Spoiler alert: It’s not aliens.
To gather more evidence about the source of the quasi-periodic signal, astronomers took a closer look at the star last Sunday – not only with the 1,000-foot-wide Arecibo Observatory, but with the Green Bank Telescope in West Virginia and the SETI Institute’s Allen Telescope Array in California.
“We are now confident about the source of the ‘Weird! Signal,'” Abel Mendez, a planetary astrobiologist at the University of Puerto Rico at Arecibo, said today in an update.
“The best explanation is that the signals are transmissions from one or more geostationary satellites,” Mendez wrote. “This explains why the signals were within the satellite’s frequencies, and only appeared and persisted for Ross 128; this star is close to the celestial equator where many geostationary satellites are located.”
There are still some questions to be resolved. Mendez said the satellite scenario doesn’t explain why the signals exhibited a strong dispersion-like pattern.
“It is possible that multiple reflections caused these distortions, but we will need more time to explore this and other possibilities,” he said.
Mendez and his colleagues call the original transmission they detected the “Weird! Signal,” as a tribute to an anomalous radio flash known as the “Wow! Signal.” That strong narrow-band signal was picked up in 1977 years ago and went unexplained for nearly 40 years. This year, astronomers published a paper proposing that the Wow Signal was caused by a cometary cloud.
In the case of the Weird Signal, satellite transmissions were suggested as one possible explanation from the beginning, but it took additional data to strengthen the case. Aliens were never seriously considered, although that angle is why Ross 128 got far more attention than Mendez expected.

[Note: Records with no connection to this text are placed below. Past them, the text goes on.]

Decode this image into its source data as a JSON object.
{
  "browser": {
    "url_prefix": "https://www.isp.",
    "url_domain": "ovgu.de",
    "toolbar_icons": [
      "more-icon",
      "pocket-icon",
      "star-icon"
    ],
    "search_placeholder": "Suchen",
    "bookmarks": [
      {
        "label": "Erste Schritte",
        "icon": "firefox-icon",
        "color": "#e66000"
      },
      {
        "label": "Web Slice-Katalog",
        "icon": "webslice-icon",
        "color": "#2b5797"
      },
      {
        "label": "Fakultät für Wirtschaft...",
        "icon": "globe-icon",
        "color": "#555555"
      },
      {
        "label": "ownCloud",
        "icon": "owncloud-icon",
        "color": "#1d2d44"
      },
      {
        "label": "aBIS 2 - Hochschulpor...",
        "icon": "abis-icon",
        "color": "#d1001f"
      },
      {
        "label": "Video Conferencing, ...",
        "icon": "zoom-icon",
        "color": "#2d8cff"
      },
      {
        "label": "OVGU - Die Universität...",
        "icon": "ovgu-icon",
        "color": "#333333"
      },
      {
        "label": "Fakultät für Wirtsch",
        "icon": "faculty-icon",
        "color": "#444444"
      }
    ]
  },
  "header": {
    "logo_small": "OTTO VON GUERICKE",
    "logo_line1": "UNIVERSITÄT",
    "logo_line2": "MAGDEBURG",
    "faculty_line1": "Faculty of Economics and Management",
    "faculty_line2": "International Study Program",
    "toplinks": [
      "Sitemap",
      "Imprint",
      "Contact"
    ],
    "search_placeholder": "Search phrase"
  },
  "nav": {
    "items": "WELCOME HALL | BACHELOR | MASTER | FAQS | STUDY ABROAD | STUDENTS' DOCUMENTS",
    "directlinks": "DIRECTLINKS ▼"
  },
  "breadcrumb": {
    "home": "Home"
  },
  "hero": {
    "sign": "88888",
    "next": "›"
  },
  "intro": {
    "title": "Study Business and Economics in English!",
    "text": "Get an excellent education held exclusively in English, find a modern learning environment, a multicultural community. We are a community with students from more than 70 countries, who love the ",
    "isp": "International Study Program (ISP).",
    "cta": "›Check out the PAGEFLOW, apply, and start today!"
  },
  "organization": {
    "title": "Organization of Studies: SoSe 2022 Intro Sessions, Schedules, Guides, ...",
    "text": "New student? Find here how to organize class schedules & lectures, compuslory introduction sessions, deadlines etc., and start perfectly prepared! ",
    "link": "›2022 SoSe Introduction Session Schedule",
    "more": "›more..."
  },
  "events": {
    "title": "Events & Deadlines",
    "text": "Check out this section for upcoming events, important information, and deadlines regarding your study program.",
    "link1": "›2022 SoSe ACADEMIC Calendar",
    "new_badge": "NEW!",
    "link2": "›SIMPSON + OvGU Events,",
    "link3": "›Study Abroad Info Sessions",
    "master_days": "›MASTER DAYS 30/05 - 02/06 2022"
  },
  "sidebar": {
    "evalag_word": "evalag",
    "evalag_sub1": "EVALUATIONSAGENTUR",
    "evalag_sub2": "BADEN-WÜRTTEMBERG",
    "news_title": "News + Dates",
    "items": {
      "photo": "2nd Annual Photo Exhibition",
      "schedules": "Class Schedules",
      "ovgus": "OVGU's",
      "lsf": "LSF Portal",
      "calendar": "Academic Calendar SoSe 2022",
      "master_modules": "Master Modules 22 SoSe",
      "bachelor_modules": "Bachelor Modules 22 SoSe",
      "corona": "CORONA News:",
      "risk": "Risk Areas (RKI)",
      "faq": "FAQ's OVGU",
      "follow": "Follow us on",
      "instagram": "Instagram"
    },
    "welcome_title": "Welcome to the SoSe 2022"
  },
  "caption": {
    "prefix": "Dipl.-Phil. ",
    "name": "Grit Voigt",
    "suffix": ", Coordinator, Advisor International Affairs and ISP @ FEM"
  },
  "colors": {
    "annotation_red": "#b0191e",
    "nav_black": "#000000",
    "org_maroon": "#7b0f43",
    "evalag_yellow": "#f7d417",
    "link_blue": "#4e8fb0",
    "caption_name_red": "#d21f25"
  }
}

“This was a great experience of open science,” Mendez said. “Sometimes projects, observational campaigns or missions do not necessarily reach their objectives. The lesson here is that we all need to continue exploring and sharing results openly. Some people prefer to only learn about the successes, but others prefer science in real time, no matter the end result.”